Shirts Off, Follow Suit
The Freest Way To Go Full Formal
- Text: Christopher Barnard
Two years ago Kim Kardashian wore a shirtless suit that has stayed with me in the way some arbitrary images stick and then accrue meaning over time. In the pantheon of her personal fashion archive, it does not register as particularly newsworthy or high stakes, but the relative low-keyness of the look requires a specific execution. A slight break in posture, you might imagine, could break the internet, too.
The look in question was a black Tom Ford tuxedo in a swingy crepe with sleeves that crept up on her fingers like a favorite sweater. Her hair (tin-foil blond at the time) cascaded over the peaking lapels like a black-tie Eve, if Eden were a Gucci-stamped Step and Repeat. I was gripped by how free yet totally airtight the whole ensemble came across: the jacket, not buttoned but rather draped over the body as if lowered from above by a crane and affixed. Breezy where it should be, and stock still where it dare not, the main event unquestionably becomes the middle column of bare chest. This isn’t a deep V, but rather a dramatic plunge into a highly orchestrated deshabille.
Variations of this look are everywhere, most recently at the 2020 Golden Globes: Phoebe Waller-Bridge in shawl collar Ralph & Russo (buttoned, but plunged) or Kerry Washington in Altuzarra (unfastened, bejeweled and skirted). Another steadfast proponent is Tracee Ellis Ross, usually with a purposeful bralette beneath cascading JW Anderson or Dries. I could watch Solange preening in a deconstructed black duchesse satin Maison Margiela suit for hours.
Predecessors emerge from the 70s, a moment when sensuality collided with the directness and daring of female liberation: Grace Jones’ Nightclubbing album cover or Bianca Jagger’s Yves Saint Laurent tuxedo jacket for her Saint Tropez wedding to Mick Jagger. “Style is knowing what suits you,” Bianca famously said, and she would know from suits. Jones’ shirtless suit on the other hand was courtesy of Giorgio Armani, immortalized by her collaborator and partner Jean-Paul Goude for the cover of her 1981 album. The painted photograph features Jones with a dangling cigarette that is less come hither and more “I dare you.”
The sexual politics of the shirtless suit lose steam when you notice that men are attempting it too, though with less body tape and aplomb.

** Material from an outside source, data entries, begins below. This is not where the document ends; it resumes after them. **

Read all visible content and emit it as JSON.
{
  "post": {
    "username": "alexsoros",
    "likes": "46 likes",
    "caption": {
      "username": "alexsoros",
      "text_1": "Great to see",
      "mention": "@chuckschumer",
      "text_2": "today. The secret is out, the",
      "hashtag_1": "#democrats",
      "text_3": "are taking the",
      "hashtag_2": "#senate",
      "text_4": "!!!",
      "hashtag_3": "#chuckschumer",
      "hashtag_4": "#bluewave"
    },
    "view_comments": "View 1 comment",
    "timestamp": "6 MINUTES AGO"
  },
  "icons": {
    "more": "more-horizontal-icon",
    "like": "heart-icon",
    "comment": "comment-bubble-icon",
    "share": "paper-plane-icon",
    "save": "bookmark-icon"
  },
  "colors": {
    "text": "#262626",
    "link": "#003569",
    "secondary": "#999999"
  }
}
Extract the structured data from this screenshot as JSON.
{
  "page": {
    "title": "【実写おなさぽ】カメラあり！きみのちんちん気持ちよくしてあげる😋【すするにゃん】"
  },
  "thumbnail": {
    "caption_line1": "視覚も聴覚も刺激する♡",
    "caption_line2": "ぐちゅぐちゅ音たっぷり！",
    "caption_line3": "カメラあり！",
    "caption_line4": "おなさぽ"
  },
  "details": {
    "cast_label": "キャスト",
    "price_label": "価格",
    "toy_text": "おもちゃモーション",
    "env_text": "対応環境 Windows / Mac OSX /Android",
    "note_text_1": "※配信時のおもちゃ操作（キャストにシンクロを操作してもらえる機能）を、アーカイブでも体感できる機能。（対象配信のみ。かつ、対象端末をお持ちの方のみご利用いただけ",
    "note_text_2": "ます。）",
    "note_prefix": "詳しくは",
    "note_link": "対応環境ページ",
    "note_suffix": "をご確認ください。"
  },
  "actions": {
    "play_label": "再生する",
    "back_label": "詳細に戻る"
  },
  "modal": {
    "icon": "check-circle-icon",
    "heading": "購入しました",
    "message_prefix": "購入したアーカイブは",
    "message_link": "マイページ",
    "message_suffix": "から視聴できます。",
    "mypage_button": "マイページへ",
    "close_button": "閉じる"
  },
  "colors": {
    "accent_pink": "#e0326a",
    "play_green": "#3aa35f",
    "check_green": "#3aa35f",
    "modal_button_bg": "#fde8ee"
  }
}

Jeremy Pope in logo’d Gucci, Jason Momoa in dusty rose velvet Fendi at the Vanity Fair Oscar Party, or afropop golden boy Rema on the cover of The Fader sporting unhitched Dior. For Fall 2020, it is open season (literally) with shirts and closed suits scarce, while bare chests from muscled to milkfed abound. The effect is not so much the titillation of exposing the male chest, but rather the languor of wearing a garment and letting it just hang there, unbothered. There is, of course, also a lack of nip-slip fear—that Sword of Damocles that hangs over women. You don’t have to be a celebrity stylist or red carpet regular to be familiar with Kim’s latest project, SKIMS, which offers “pasties” (nipple stickers) and basic ACE-style bandages for building your own brassiere. Who in the world would know more about the stick and pull of all that goes into shaping the female form for display from any angle and platform in the 21st century? Areola-assured, these men march breezily into the new decade.
Within this phenomenon too, but on a higher, celestial plane, is the expert suit shapeshifter, Kristen Stewart, backed by the unmatched tailoring prowess of Chanel. There is a sense, especially since Virginie Viard took the helm, that they are designed not with Stewart simply tacked onto a moodboard for reference, but from within her own fashion superego. The psychedelic prints from the latest collection and the shirtless-styled boucle jackets, often fastened in a reverse-plunge, clasped at the top and fanned-out at the waist are a version of what KS has been wearing for years. In a shawl-collared jacket-slash-minidress for a 2018 resort show, Stewart’s chronically bemused smile is as much on display as her unclad sternum.
What is the suit but watered down armor, engineered through centuries to what we flip through on the racks today? Enhanced shoulders add dominance, lapels swath a vulnerable chest, a nipped waist offers extra agility. The suit has been deconstructed, rounded down, taken in and let all the way out, and there is little to be done to it that would feel new. Except, perhaps, to remove everything around it.
To see a suit now on the red carpet with a traditional shirt or covered layer underneath it would feel overdone. A stylist I know joked that the look be called “The Lapel Show,” but the real show, like much of fashion and high stakes dressing, is the ingenuity that lies beneath. The trend pendulum will surely swing another direction soon, but for now, taking the air is an exhilarating refresh. Buttons be damned, roll tape.
Christopher Barnard is a writer in East Village, New York.
- Text: Christopher Barnard
- Date: February 3, 2020